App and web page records
::::::

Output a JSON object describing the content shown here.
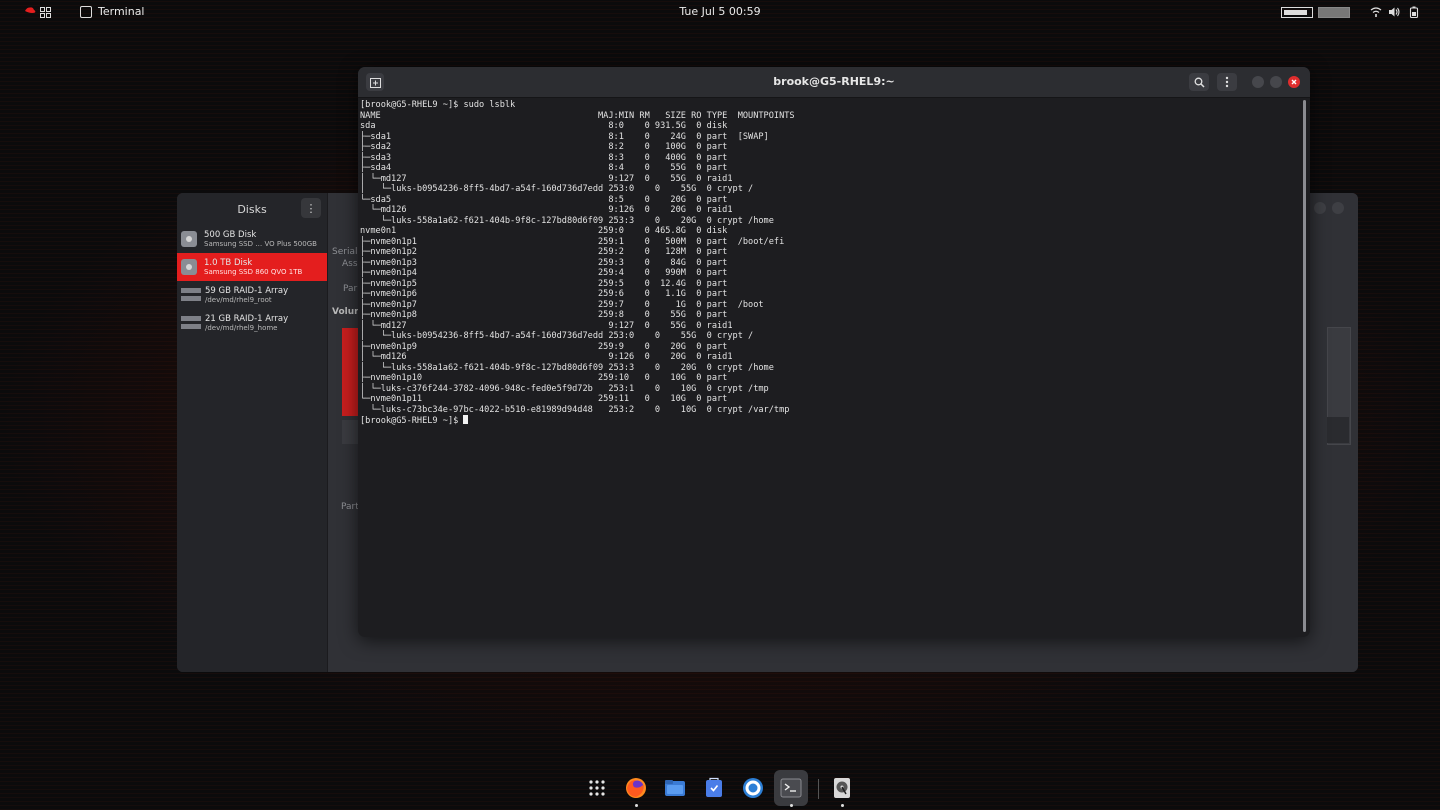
{
  "topbar": {
    "app_name": "Terminal",
    "clock": "Tue Jul 5  00:59",
    "battery1_level": 0.9
  },
  "disks": {
    "title": "Disks",
    "menu_glyph": "⋮",
    "drives": [
      {
        "title": "500 GB Disk",
        "subtitle": "Samsung SSD … VO Plus 500GB",
        "kind": "disk"
      },
      {
        "title": "1.0 TB Disk",
        "subtitle": "Samsung SSD 860 QVO 1TB",
        "kind": "disk",
        "selected": true
      },
      {
        "title": "59 GB RAID-1 Array",
        "subtitle": "/dev/md/rhel9_root",
        "kind": "raid"
      },
      {
        "title": "21 GB RAID-1 Array",
        "subtitle": "/dev/md/rhel9_home",
        "kind": "raid"
      }
    ],
    "ghost_labels": [
      "Serial",
      "Ass",
      "Par",
      "Volur",
      "Part"
    ]
  },
  "terminal": {
    "title": "brook@G5-RHEL9:~",
    "lines": [
      "[brook@G5-RHEL9 ~]$ sudo lsblk",
      "NAME                                          MAJ:MIN RM   SIZE RO TYPE  MOUNTPOINTS",
      "sda                                             8:0    0 931.5G  0 disk",
      "├─sda1                                          8:1    0    24G  0 part  [SWAP]",
      "├─sda2                                          8:2    0   100G  0 part",
      "├─sda3                                          8:3    0   400G  0 part",
      "├─sda4                                          8:4    0    55G  0 part",
      "│ └─md127                                       9:127  0    55G  0 raid1",
      "│   └─luks-b0954236-8ff5-4bd7-a54f-160d736d7edd 253:0    0    55G  0 crypt /",
      "└─sda5                                          8:5    0    20G  0 part",
      "  └─md126                                       9:126  0    20G  0 raid1",
      "    └─luks-558a1a62-f621-404b-9f8c-127bd80d6f09 253:3    0    20G  0 crypt /home",
      "nvme0n1                                       259:0    0 465.8G  0 disk",
      "├─nvme0n1p1                                   259:1    0   500M  0 part  /boot/efi",
      "├─nvme0n1p2                                   259:2    0   128M  0 part",
      "├─nvme0n1p3                                   259:3    0    84G  0 part",
      "├─nvme0n1p4                                   259:4    0   990M  0 part",
      "├─nvme0n1p5                                   259:5    0  12.4G  0 part",
      "├─nvme0n1p6                                   259:6    0   1.1G  0 part",
      "├─nvme0n1p7                                   259:7    0     1G  0 part  /boot",
      "├─nvme0n1p8                                   259:8    0    55G  0 part",
      "│ └─md127                                       9:127  0    55G  0 raid1",
      "│   └─luks-b0954236-8ff5-4bd7-a54f-160d736d7edd 253:0    0    55G  0 crypt /",
      "├─nvme0n1p9                                   259:9    0    20G  0 part",
      "│ └─md126                                       9:126  0    20G  0 raid1",
      "│   └─luks-558a1a62-f621-404b-9f8c-127bd80d6f09 253:3    0    20G  0 crypt /home",
      "├─nvme0n1p10                                  259:10   0    10G  0 part",
      "│ └─luks-c376f244-3782-4096-948c-fed0e5f9d72b   253:1    0    10G  0 crypt /tmp",
      "└─nvme0n1p11                                  259:11   0    10G  0 part",
      "  └─luks-c73bc34e-97bc-4022-b510-e81989d94d48   253:2    0    10G  0 crypt /var/tmp"
    ],
    "prompt": "[brook@G5-RHEL9 ~]$ "
  },
  "dock": {
    "items": [
      {
        "name": "app-grid",
        "running": false
      },
      {
        "name": "firefox",
        "running": true
      },
      {
        "name": "files",
        "running": false
      },
      {
        "name": "software",
        "running": false
      },
      {
        "name": "help",
        "running": false
      },
      {
        "name": "terminal",
        "running": true,
        "active": true
      },
      {
        "name": "disks",
        "running": true
      }
    ]
  },
  "colors": {
    "accent_red": "#e41e1e",
    "window_bg": "#2b2c30",
    "terminal_bg": "#1d1d20"
  }
}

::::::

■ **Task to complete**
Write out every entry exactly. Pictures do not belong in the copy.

■ **Result of the exercise**
Output a JSON object describing the content shown here.
{
  "topbar": {
    "app_name": "Terminal",
    "clock": "Tue Jul 5  00:59",
    "battery1_level": 0.9
  },
  "disks": {
    "title": "Disks",
    "menu_glyph": "⋮",
    "drives": [
      {
        "title": "500 GB Disk",
        "subtitle": "Samsung SSD … VO Plus 500GB",
        "kind": "disk"
      },
      {
        "title": "1.0 TB Disk",
        "subtitle": "Samsung SSD 860 QVO 1TB",
        "kind": "disk",
        "selected": true
      },
      {
        "title": "59 GB RAID-1 Array",
        "subtitle": "/dev/md/rhel9_root",
        "kind": "raid"
      },
      {
        "title": "21 GB RAID-1 Array",
        "subtitle": "/dev/md/rhel9_home",
        "kind": "raid"
      }
    ],
    "ghost_labels": [
      "Serial",
      "Ass",
      "Par",
      "Volur",
      "Part"
    ]
  },
  "terminal": {
    "title": "brook@G5-RHEL9:~",
    "lines": [
      "[brook@G5-RHEL9 ~]$ sudo lsblk",
      "NAME                                          MAJ:MIN RM   SIZE RO TYPE  MOUNTPOINTS",
      "sda                                             8:0    0 931.5G  0 disk",
      "├─sda1                                          8:1    0    24G  0 part  [SWAP]",
      "├─sda2                                          8:2    0   100G  0 part",
      "├─sda3                                          8:3    0   400G  0 part",
      "├─sda4                                          8:4    0    55G  0 part",
      "│ └─md127                                       9:127  0    55G  0 raid1",
      "│   └─luks-b0954236-8ff5-4bd7-a54f-160d736d7edd 253:0    0    55G  0 crypt /",
      "└─sda5                                          8:5    0    20G  0 part",
      "  └─md126                                       9:126  0    20G  0 raid1",
      "    └─luks-558a1a62-f621-404b-9f8c-127bd80d6f09 253:3    0    20G  0 crypt /home",
      "nvme0n1                                       259:0    0 465.8G  0 disk",
      "├─nvme0n1p1                                   259:1    0   500M  0 part  /boot/efi",
      "├─nvme0n1p2                                   259:2    0   128M  0 part",
      "├─nvme0n1p3                                   259:3    0    84G  0 part",
      "├─nvme0n1p4                                   259:4    0   990M  0 part",
      "├─nvme0n1p5                                   259:5    0  12.4G  0 part",
      "├─nvme0n1p6                                   259:6    0   1.1G  0 part",
      "├─nvme0n1p7                                   259:7    0     1G  0 part  /boot",
      "├─nvme0n1p8                                   259:8    0    55G  0 part",
      "│ └─md127                                       9:127  0    55G  0 raid1",
      "│   └─luks-b0954236-8ff5-4bd7-a54f-160d736d7edd 253:0    0    55G  0 crypt /",
      "├─nvme0n1p9                                   259:9    0    20G  0 part",
      "│ └─md126                                       9:126  0    20G  0 raid1",
      "│   └─luks-558a1a62-f621-404b-9f8c-127bd80d6f09 253:3    0    20G  0 crypt /home",
      "├─nvme0n1p10                                  259:10   0    10G  0 part",
      "│ └─luks-c376f244-3782-4096-948c-fed0e5f9d72b   253:1    0    10G  0 crypt /tmp",
      "└─nvme0n1p11                                  259:11   0    10G  0 part",
      "  └─luks-c73bc34e-97bc-4022-b510-e81989d94d48   253:2    0    10G  0 crypt /var/tmp"
    ],
    "prompt": "[brook@G5-RHEL9 ~]$ "
  },
  "dock": {
    "items": [
      {
        "name": "app-grid",
        "running": false
      },
      {
        "name": "firefox",
        "running": true
      },
      {
        "name": "files",
        "running": false
      },
      {
        "name": "software",
        "running": false
      },
      {
        "name": "help",
        "running": false
      },
      {
        "name": "terminal",
        "running": true,
        "active": true
      },
      {
        "name": "disks",
        "running": true
      }
    ]
  },
  "colors": {
    "accent_red": "#e41e1e",
    "window_bg": "#2b2c30",
    "terminal_bg": "#1d1d20"
  }
}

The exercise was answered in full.